§ Interface dataset entries:

○ ○ ○ ○ ○

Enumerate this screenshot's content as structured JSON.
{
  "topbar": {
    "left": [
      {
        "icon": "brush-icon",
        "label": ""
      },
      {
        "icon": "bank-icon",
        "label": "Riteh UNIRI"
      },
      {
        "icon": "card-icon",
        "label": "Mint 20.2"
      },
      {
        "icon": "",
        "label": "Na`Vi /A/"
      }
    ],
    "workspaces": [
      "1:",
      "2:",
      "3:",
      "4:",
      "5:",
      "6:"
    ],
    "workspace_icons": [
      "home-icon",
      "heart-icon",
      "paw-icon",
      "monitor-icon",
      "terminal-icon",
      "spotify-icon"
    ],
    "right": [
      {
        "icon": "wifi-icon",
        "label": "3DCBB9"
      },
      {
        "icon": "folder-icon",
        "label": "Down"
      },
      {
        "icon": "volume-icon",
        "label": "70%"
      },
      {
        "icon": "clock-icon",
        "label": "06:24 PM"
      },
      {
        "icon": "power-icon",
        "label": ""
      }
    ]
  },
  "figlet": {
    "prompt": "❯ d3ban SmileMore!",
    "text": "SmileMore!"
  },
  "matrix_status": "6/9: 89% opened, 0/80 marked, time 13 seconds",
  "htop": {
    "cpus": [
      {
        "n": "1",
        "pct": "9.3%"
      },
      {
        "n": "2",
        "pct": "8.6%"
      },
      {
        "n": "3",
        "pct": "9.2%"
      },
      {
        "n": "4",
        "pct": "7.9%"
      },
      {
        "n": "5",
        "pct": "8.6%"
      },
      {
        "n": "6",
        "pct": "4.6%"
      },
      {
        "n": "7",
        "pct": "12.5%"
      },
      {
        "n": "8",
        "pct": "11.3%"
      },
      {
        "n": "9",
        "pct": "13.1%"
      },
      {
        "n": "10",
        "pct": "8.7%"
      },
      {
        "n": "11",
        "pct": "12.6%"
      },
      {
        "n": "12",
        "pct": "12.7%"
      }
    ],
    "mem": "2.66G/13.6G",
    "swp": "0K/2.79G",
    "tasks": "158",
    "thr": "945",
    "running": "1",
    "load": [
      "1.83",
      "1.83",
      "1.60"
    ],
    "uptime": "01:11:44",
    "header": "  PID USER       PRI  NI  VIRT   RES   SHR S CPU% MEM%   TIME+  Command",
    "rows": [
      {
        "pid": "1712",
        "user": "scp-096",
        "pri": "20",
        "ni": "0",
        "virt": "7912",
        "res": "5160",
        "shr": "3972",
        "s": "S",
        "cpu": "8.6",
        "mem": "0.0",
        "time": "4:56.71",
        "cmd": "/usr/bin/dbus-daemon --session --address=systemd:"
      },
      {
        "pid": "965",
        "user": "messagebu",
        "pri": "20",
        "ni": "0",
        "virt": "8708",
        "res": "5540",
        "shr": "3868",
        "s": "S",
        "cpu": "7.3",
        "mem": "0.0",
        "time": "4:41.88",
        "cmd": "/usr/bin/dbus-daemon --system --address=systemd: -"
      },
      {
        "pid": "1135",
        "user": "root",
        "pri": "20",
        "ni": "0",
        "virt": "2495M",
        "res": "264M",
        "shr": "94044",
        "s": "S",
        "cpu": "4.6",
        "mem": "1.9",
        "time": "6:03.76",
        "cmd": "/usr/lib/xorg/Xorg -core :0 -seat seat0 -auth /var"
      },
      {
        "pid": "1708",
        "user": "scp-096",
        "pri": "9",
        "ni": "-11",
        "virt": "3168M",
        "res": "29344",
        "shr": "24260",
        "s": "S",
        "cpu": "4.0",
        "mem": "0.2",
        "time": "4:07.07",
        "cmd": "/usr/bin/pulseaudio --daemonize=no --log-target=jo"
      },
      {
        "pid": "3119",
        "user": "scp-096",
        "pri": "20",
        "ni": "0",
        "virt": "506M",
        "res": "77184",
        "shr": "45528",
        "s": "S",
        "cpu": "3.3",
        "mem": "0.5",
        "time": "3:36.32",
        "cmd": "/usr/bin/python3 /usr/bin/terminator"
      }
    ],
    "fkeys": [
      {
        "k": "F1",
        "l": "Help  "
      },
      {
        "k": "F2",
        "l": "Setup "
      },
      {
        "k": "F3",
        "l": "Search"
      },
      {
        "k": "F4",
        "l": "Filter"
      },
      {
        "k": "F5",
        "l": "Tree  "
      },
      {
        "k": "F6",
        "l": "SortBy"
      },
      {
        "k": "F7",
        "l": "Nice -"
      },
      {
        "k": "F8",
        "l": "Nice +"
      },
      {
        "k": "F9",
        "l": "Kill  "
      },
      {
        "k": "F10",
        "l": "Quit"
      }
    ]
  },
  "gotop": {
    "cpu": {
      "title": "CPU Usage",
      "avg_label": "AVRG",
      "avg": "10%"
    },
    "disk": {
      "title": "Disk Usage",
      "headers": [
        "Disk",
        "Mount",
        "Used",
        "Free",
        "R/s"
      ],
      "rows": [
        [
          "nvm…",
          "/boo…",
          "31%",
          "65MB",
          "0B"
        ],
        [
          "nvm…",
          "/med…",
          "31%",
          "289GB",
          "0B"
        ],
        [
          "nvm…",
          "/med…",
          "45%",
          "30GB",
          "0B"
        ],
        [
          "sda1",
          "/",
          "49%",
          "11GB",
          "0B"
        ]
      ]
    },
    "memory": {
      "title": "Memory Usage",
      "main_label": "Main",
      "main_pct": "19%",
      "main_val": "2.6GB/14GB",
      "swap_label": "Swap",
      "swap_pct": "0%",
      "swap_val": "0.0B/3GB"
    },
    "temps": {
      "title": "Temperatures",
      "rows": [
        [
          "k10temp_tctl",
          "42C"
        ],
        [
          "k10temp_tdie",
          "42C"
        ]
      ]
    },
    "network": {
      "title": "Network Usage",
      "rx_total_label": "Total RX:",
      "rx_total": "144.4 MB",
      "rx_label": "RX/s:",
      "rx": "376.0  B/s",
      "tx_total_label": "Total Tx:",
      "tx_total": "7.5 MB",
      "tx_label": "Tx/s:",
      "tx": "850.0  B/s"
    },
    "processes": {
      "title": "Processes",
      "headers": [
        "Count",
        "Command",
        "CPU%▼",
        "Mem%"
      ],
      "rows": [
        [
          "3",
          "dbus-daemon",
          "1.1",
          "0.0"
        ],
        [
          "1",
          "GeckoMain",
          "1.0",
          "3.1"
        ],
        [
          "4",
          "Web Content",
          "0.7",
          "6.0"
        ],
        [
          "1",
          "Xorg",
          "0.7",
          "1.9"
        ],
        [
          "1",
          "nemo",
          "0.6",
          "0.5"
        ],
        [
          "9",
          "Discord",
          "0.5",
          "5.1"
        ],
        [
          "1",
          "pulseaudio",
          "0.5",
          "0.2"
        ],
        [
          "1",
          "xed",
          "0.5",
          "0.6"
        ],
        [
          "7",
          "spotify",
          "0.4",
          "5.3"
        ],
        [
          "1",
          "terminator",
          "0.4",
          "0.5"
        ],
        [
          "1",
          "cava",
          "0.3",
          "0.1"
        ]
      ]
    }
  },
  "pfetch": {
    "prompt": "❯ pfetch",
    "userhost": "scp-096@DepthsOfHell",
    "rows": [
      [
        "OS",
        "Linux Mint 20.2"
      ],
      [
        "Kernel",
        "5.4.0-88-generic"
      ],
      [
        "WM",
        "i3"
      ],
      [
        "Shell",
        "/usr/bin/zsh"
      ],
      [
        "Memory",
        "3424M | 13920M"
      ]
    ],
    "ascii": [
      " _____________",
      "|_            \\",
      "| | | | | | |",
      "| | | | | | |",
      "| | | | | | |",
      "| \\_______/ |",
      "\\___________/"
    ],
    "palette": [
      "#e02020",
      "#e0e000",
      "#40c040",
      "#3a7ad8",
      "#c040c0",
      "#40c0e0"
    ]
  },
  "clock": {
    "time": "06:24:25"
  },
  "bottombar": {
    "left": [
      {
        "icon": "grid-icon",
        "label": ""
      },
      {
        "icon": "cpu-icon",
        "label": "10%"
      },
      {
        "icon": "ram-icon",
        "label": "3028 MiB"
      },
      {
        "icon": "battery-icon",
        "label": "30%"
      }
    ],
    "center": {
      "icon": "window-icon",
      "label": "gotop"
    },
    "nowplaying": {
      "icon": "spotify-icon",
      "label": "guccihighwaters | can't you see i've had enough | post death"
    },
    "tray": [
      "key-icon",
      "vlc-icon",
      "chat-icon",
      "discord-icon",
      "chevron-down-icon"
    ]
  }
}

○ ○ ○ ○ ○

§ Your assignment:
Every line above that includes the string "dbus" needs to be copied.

§ Response below:
        "cmd": "/usr/bin/dbus-daemon --session --address=systemd:"
        "cmd": "/usr/bin/dbus-daemon --system --address=systemd: -"
          "dbus-daemon",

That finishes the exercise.